What is pH??
Updated: Jan 29, 2022
pH is a measure of how acidic/alkali water or soil is. The figures range from 0 to 14, with 7 being neutral. pH of less than 7 indicates acidity, whereas a pH of greater than 7 indicates alkali. pH is really a measure of the relative amount of free hydrogen and hydroxyl ions in the water/soil.
Why is it important for plants??
pH can affect a plant's ability to absorb vital nutrients from the soil. If pH is too acidic or alkaline, this can stunt or retard root growth and consequently, restrict water and nutrient uptake. Additionally, if the pH is extreme, it makes major plant nutrients (nitrogen, phosphorus, and potassium) unavailable.
Great! Now, what do I need to take from this?
•Plant nutrients are generally most available to plants in the pH range 5.5 to 6.5
•Garden crops will do well within a soil pH of 6.2 to 6.8 = slightly acidic.
•Have your soil pH tested every 3 years (local cooperative extension office)
What if my Soil pH is off??
•Dolomitic Limestone - adds calcium and magnesium while also raising soil pH
•Wood Ash - contains potash, phosphate, boron, and other elements and raises soil pH •Agriculture Sulfur - used to acidify or lower soil pH.
•Aluminum Sulfate - used to acidify or lower (will change pH instantly as it dissolves)
•it influences several soil factors affecting plant growth, such as (1) soil bacteria, (2) nutrient leaching, (3) nutrient availability, (4) toxic elements, and (5) soil structure.

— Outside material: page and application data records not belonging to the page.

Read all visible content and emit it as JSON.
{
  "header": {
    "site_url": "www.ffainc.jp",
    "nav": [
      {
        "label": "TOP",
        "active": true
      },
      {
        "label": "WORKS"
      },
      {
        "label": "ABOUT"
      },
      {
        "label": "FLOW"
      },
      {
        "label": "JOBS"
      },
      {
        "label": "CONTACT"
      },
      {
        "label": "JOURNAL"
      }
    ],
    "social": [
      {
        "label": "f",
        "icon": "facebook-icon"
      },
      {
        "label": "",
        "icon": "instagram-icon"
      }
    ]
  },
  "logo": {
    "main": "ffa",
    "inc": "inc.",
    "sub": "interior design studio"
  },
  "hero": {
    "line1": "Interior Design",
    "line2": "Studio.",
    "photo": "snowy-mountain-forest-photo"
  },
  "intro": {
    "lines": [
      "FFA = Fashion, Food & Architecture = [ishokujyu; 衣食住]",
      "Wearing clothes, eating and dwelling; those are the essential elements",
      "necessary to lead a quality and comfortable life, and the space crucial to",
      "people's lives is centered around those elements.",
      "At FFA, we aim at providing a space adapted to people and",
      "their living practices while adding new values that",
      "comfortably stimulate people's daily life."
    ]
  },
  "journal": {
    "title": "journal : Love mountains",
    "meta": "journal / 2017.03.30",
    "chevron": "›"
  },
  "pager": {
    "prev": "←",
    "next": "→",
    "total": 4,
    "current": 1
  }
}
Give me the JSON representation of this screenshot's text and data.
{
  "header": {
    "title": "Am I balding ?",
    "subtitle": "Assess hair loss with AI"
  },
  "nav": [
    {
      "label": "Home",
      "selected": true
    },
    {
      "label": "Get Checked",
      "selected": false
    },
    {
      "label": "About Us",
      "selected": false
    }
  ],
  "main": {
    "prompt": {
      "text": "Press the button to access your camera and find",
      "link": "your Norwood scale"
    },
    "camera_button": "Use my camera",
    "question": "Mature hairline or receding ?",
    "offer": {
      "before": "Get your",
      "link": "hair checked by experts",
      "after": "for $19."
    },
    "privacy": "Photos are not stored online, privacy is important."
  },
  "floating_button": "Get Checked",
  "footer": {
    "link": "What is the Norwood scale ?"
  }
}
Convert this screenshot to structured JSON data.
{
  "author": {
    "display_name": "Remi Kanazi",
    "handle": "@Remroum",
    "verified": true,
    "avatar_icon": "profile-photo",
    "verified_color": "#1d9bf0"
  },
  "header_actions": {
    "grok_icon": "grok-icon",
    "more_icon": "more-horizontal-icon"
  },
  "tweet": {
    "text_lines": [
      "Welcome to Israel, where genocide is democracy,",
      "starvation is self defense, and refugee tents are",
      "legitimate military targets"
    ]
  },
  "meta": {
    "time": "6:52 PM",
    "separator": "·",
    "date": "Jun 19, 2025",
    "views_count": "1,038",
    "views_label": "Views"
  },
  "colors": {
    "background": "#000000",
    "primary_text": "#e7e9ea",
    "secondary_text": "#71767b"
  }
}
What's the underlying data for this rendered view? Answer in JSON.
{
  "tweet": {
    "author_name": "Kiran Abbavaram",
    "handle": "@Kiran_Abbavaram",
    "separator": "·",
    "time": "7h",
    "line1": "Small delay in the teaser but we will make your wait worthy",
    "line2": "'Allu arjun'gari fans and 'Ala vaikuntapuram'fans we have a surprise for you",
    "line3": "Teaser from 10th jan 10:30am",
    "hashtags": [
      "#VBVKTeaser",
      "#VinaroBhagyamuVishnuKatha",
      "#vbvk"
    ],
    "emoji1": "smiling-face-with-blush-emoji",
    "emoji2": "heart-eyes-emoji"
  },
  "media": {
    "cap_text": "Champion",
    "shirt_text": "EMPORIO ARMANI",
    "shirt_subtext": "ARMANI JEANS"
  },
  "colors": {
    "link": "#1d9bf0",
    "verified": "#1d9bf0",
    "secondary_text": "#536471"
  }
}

•Bacterial activity that releases nitrogen from organic matter and certain fertilizers are particularly affected by soil pH, because bacteria operate best in the pH range of 5.5 to 7.0. •Plant nutrients leach out of soils with a pH below 5.0 much more rapidly than from soils with values between 5.0 and 7.5